Then as usual, I took a quick survey of what I had on hand and decided last night was Minestrone night, since I had small amounts of lots of different fresh veggies on hand. I added tomatoes that I’d frozen in bags last summer, fresh potatoes and carrots that were grown by a fellow gardener, the remaining cabbage and broccoli that I’d harvested from the hoop house last week when the weather was warmer, herbs and peppers that were dried last summer and stock from my pantry.
Stock+Veggies and Leftover Beans+’Store Bought’ Bay Leaves, Fennel and a handful of Pasta=This:
Total Cost: About $1.00…at most. There’s at least a gallon of delicious, healthy and filling soup in this pot with enough to share with my brother and a cup over the dog’s kibble too! We enjoyed a salad prepared with the lettuces I’d picked earlier in the day, topped with another fresh vegetable from my windowsill ‘garden’:

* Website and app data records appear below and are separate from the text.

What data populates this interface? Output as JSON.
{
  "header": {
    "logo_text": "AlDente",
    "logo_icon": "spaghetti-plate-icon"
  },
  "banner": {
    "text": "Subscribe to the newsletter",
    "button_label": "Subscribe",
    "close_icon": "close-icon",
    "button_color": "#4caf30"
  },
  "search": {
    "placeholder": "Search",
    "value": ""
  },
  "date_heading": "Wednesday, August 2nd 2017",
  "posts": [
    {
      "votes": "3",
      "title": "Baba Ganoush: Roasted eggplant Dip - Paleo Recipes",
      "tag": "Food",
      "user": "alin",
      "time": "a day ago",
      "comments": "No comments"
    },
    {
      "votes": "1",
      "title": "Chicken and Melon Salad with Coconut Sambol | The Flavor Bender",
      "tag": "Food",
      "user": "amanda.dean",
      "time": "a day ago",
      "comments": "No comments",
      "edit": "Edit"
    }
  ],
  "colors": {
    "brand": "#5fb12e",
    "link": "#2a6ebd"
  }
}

This pint jar full of fresh alfalfa sprouts was made from one tablespoon of seed. Sprouts are considered to be a ‘super food’ meaning they have benefits that are so nutritious they’re considered a superior food. Right up there with blueberries, which I don’t have a lot of this time of year 😦 But I’ve got a LOT of sprouting seeds that will last for many, many years if I keep them dry in a sealed glass jar in a cool dark place. For about a dime, I can have fresh sprouts of any kind to add to casseroles, salads, soups-even breads-in 3 days! The sprouts we enjoyed tonight were exceptionally fresh and tender, and can really perk up an otherwise ‘plain’ winter salad. Dressed with our own honey/mustard dressing, we ate like kings for under a dollar, with plenty left for lunch tomorrow.

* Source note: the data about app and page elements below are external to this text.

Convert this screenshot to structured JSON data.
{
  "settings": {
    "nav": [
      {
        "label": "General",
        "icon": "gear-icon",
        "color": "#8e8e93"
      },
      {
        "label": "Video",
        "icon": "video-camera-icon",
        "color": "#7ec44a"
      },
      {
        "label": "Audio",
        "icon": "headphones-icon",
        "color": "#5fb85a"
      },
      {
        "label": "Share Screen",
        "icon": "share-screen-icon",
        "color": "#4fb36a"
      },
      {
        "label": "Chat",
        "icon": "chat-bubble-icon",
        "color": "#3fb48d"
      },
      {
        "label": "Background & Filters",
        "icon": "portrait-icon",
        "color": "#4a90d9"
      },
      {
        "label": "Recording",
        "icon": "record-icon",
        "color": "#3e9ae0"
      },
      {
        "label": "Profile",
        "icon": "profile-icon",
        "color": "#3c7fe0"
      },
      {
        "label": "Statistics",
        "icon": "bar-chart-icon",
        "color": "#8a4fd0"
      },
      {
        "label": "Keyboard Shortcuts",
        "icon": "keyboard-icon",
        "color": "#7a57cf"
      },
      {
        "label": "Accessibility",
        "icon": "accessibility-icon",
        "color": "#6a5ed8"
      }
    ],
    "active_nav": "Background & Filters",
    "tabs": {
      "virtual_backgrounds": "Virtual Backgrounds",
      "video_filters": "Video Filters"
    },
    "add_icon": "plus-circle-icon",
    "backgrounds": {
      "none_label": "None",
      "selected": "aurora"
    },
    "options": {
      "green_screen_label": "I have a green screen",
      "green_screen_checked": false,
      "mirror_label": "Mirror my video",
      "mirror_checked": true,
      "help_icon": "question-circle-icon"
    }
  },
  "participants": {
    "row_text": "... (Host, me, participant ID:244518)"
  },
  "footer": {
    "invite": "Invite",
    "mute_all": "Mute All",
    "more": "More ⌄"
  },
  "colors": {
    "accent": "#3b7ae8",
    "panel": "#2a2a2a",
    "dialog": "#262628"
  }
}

Learning the skills of growing some of your own food, preserving some of that food for winter time use, planning and cooking meals from scratch, and taking care of your health by eating a nutritious diet will help you stretch your food and health care dollars while offering you resilience and self-sufficiency during uncertain times. Learning to ‘make do’, whether it’s in the kitchen, keeping an older car running, living in a smaller house, or repairing and wearing older clothes is a mindset that can help us truly learn to ‘live MORE on LESS’. Ain’t that souper?
Today was the day I’d been waiting for… a warm, sunny day absolutely meant for hanging out clothes! You can see in the picture how the pants are positively dancing they’re so happy to be there! I’ve always loved hanging my laundry out and never even think about buying an electric clothes dryer. Not having one is one less thing to take up room in our small house, one less thing to buy and replace or repair, and one less thing to add to my electric bill.

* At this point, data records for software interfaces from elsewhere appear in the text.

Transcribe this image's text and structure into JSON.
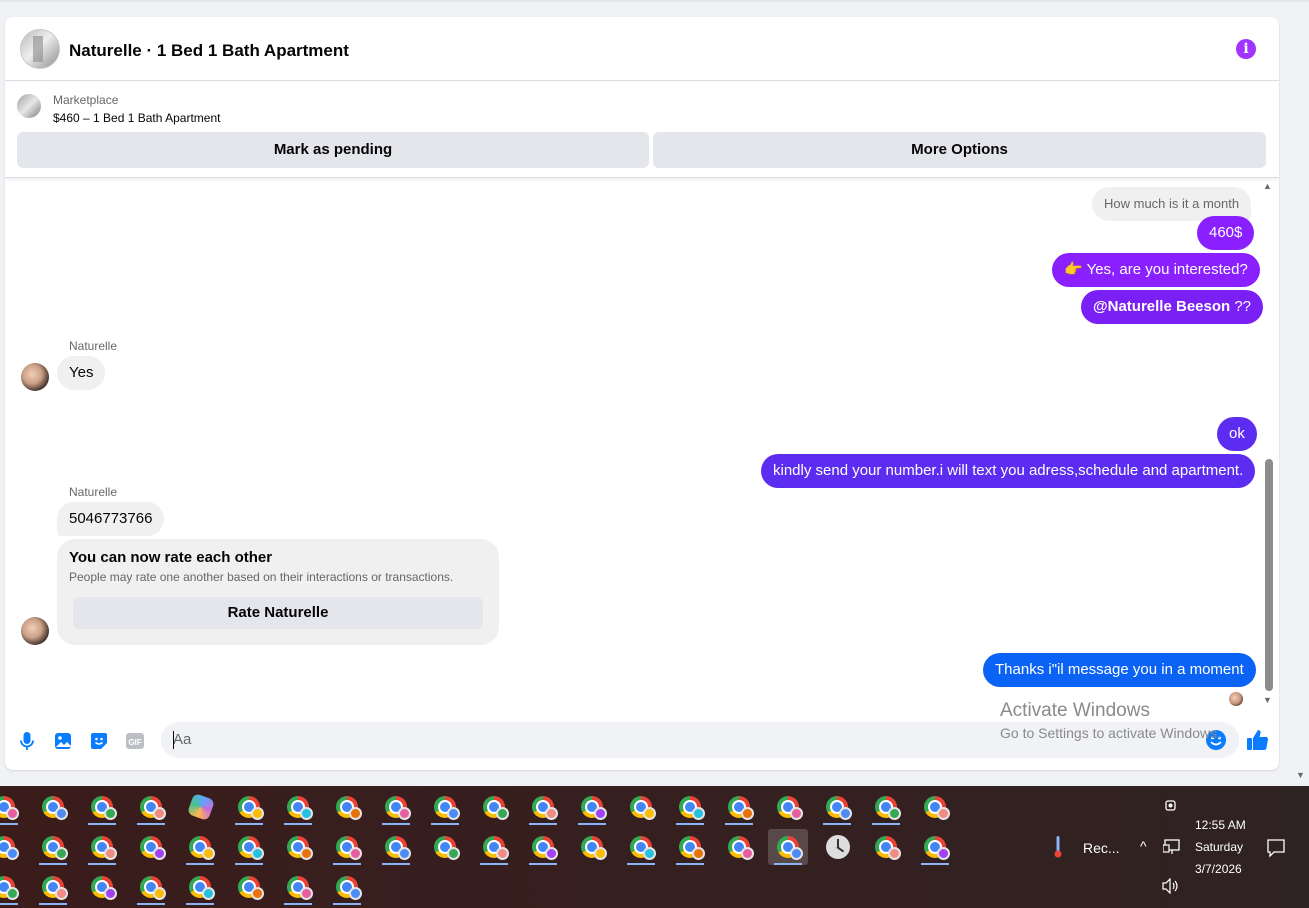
{
  "header": {
    "title": "Naturelle · 1 Bed 1 Bath Apartment"
  },
  "marketplace": {
    "label": "Marketplace",
    "listing": "$460 – 1 Bed 1 Bath Apartment",
    "mark_pending_label": "Mark as pending",
    "more_options_label": "More Options"
  },
  "messages": {
    "quoted_text": "How much is it a month",
    "m1": "460$",
    "m2_emoji": "👉",
    "m2_text": " Yes, are you interested?",
    "m3_mention": "@Naturelle Beeson",
    "m3_rest": " ??",
    "sender1": "Naturelle",
    "reply1": "Yes",
    "m4": "ok",
    "m5": "kindly send your number.i will text you adress,schedule and apartment.",
    "sender2": "Naturelle",
    "reply2": "5046773766",
    "rate_title": "You can now rate each other",
    "rate_sub": "People may rate one another based on their interactions or transactions.",
    "rate_button": "Rate Naturelle",
    "m6": "Thanks i\"il message you in a moment"
  },
  "composer": {
    "placeholder": "Aa",
    "gif_label": "GIF"
  },
  "watermark": {
    "title": "Activate Windows",
    "subtitle": "Go to Settings to activate Windows."
  },
  "tray": {
    "recorder_label": "Rec...",
    "time": "12:55 AM",
    "day": "Saturday",
    "date": "3/7/2026"
  },
  "colors": {
    "accent_purple": "#8a1fff",
    "accent_violet": "#5c2cf0",
    "accent_blue": "#0b63f6",
    "info_icon": "#a033ff",
    "composer_icons": "#0a7cff"
  }
}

For me, hanging clothes on the line while listening to bird songs brings a sense of peace to my small world every time I do it. Time seems to kinda stand still during the five minutes it takes to hang a load of freshly washed clothes. I’m often amused by watching our resident squirrel run up a nearby tree or happy to hear the pileated woodpecker that lives in our woods drumming on the dead tree that he seems to love, during my morning hangup. And of course, depending on solar rays for drying our laundry necessitates me keeping in tune with the weather, which serves to put me in touch with the garden as well, but it’s the quiet time spent outdoors that I’m most hung up on.
Hanging the wet clothes on a folding rack inside during the winter months raises the humidity in our dry, wood heated home and extends the life of the clothes as well so I’m certainly glad I have that option, but with the return of warm weather, you’ll find me at the clothesline! This morning I saw the curled, green heads of fiddlehead ferns pushing through the earth, and-ta da!- the stinging nettles that I planted on the edge of the woods last summer are also beginning to push up too. Oh yeah, I also found the faded mate to a long-lost sock laying under the lines, hidden by last autumn’s dried leaves.
My grandkids say they’re just “hangin’ out”. Me too 🙂